Retype all of the lines below with no changes.

Available records Start Marker

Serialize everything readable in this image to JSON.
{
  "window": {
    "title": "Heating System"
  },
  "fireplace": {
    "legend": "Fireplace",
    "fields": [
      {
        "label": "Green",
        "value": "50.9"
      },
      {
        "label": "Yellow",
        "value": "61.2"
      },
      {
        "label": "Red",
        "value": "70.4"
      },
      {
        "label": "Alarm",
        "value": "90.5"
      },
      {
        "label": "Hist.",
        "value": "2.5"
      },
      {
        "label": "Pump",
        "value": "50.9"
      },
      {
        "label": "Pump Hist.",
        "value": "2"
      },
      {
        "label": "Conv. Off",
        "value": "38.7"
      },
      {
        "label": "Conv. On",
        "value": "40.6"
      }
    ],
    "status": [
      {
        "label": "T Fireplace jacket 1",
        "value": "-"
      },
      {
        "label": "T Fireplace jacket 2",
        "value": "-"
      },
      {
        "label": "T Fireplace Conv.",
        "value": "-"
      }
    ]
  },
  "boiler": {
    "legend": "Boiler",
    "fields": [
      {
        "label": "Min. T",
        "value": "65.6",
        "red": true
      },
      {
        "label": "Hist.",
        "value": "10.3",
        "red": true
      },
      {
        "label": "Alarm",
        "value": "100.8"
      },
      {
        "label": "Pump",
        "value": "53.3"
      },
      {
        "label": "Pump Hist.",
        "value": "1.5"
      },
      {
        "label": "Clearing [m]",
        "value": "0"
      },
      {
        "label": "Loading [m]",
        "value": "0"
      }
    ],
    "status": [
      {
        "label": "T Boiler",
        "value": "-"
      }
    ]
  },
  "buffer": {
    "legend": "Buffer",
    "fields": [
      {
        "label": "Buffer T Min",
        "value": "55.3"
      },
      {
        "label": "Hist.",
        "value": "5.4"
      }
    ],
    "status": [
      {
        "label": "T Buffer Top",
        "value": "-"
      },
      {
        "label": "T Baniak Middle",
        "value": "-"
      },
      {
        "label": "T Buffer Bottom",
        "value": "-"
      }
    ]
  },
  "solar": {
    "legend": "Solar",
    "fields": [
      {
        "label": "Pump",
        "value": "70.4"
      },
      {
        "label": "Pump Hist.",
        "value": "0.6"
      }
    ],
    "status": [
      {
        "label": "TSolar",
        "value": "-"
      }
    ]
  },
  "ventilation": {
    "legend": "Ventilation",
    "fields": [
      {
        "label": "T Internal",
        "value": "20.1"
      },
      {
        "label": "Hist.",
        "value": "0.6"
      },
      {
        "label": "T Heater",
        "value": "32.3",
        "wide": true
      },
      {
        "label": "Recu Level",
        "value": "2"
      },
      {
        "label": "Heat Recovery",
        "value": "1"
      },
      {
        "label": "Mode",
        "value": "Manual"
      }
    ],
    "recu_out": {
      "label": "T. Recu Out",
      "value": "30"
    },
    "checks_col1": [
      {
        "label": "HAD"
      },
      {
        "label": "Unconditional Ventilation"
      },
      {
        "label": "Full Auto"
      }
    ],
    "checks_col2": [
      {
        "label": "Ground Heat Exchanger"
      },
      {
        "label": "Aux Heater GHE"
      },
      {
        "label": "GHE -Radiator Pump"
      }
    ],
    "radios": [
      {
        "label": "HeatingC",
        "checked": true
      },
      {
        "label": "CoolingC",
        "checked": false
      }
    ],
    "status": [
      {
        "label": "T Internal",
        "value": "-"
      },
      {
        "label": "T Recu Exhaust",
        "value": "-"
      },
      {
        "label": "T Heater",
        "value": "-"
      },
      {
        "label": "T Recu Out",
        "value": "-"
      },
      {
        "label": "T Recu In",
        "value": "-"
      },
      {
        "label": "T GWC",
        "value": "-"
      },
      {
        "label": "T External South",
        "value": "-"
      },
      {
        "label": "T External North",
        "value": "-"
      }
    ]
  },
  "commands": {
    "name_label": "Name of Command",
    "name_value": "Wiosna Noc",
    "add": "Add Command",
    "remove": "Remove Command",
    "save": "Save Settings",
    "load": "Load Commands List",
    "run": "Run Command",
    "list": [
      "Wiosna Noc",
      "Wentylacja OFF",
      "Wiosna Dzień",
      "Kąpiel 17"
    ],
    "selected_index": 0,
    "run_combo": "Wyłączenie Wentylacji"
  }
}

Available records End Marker

- **Response area**:
Serialize everything readable in this image to JSON.
{
  "window": {
    "title": "Heating System"
  },
  "fireplace": {
    "legend": "Fireplace",
    "fields": [
      {
        "label": "Green",
        "value": "50.9"
      },
      {
        "label": "Yellow",
        "value": "61.2"
      },
      {
        "label": "Red",
        "value": "70.4"
      },
      {
        "label": "Alarm",
        "value": "90.5"
      },
      {
        "label": "Hist.",
        "value": "2.5"
      },
      {
        "label": "Pump",
        "value": "50.9"
      },
      {
        "label": "Pump Hist.",
        "value": "2"
      },
      {
        "label": "Conv. Off",
        "value": "38.7"
      },
      {
        "label": "Conv. On",
        "value": "40.6"
      }
    ],
    "status": [
      {
        "label": "T Fireplace jacket 1",
        "value": "-"
      },
      {
        "label": "T Fireplace jacket 2",
        "value": "-"
      },
      {
        "label": "T Fireplace Conv.",
        "value": "-"
      }
    ]
  },
  "boiler": {
    "legend": "Boiler",
    "fields": [
      {
        "label": "Min. T",
        "value": "65.6",
        "red": true
      },
      {
        "label": "Hist.",
        "value": "10.3",
        "red": true
      },
      {
        "label": "Alarm",
        "value": "100.8"
      },
      {
        "label": "Pump",
        "value": "53.3"
      },
      {
        "label": "Pump Hist.",
        "value": "1.5"
      },
      {
        "label": "Clearing [m]",
        "value": "0"
      },
      {
        "label": "Loading [m]",
        "value": "0"
      }
    ],
    "status": [
      {
        "label": "T Boiler",
        "value": "-"
      }
    ]
  },
  "buffer": {
    "legend": "Buffer",
    "fields": [
      {
        "label": "Buffer T Min",
        "value": "55.3"
      },
      {
        "label": "Hist.",
        "value": "5.4"
      }
    ],
    "status": [
      {
        "label": "T Buffer Top",
        "value": "-"
      },
      {
        "label": "T Baniak Middle",
        "value": "-"
      },
      {
        "label": "T Buffer Bottom",
        "value": "-"
      }
    ]
  },
  "solar": {
    "legend": "Solar",
    "fields": [
      {
        "label": "Pump",
        "value": "70.4"
      },
      {
        "label": "Pump Hist.",
        "value": "0.6"
      }
    ],
    "status": [
      {
        "label": "TSolar",
        "value": "-"
      }
    ]
  },
  "ventilation": {
    "legend": "Ventilation",
    "fields": [
      {
        "label": "T Internal",
        "value": "20.1"
      },
      {
        "label": "Hist.",
        "value": "0.6"
      },
      {
        "label": "T Heater",
        "value": "32.3",
        "wide": true
      },
      {
        "label": "Recu Level",
        "value": "2"
      },
      {
        "label": "Heat Recovery",
        "value": "1"
      },
      {
        "label": "Mode",
        "value": "Manual"
      }
    ],
    "recu_out": {
      "label": "T. Recu Out",
      "value": "30"
    },
    "checks_col1": [
      {
        "label": "HAD"
      },
      {
        "label": "Unconditional Ventilation"
      },
      {
        "label": "Full Auto"
      }
    ],
    "checks_col2": [
      {
        "label": "Ground Heat Exchanger"
      },
      {
        "label": "Aux Heater GHE"
      },
      {
        "label": "GHE -Radiator Pump"
      }
    ],
    "radios": [
      {
        "label": "HeatingC",
        "checked": true
      },
      {
        "label": "CoolingC",
        "checked": false
      }
    ],
    "status": [
      {
        "label": "T Internal",
        "value": "-"
      },
      {
        "label": "T Recu Exhaust",
        "value": "-"
      },
      {
        "label": "T Heater",
        "value": "-"
      },
      {
        "label": "T Recu Out",
        "value": "-"
      },
      {
        "label": "T Recu In",
        "value": "-"
      },
      {
        "label": "T GWC",
        "value": "-"
      },
      {
        "label": "T External South",
        "value": "-"
      },
      {
        "label": "T External North",
        "value": "-"
      }
    ]
  },
  "commands": {
    "name_label": "Name of Command",
    "name_value": "Wiosna Noc",
    "add": "Add Command",
    "remove": "Remove Command",
    "save": "Save Settings",
    "load": "Load Commands List",
    "run": "Run Command",
    "list": [
      "Wiosna Noc",
      "Wentylacja OFF",
      "Wiosna Dzień",
      "Kąpiel 17"
    ],
    "selected_index": 0,
    "run_combo": "Wyłączenie Wentylacji"
  }
}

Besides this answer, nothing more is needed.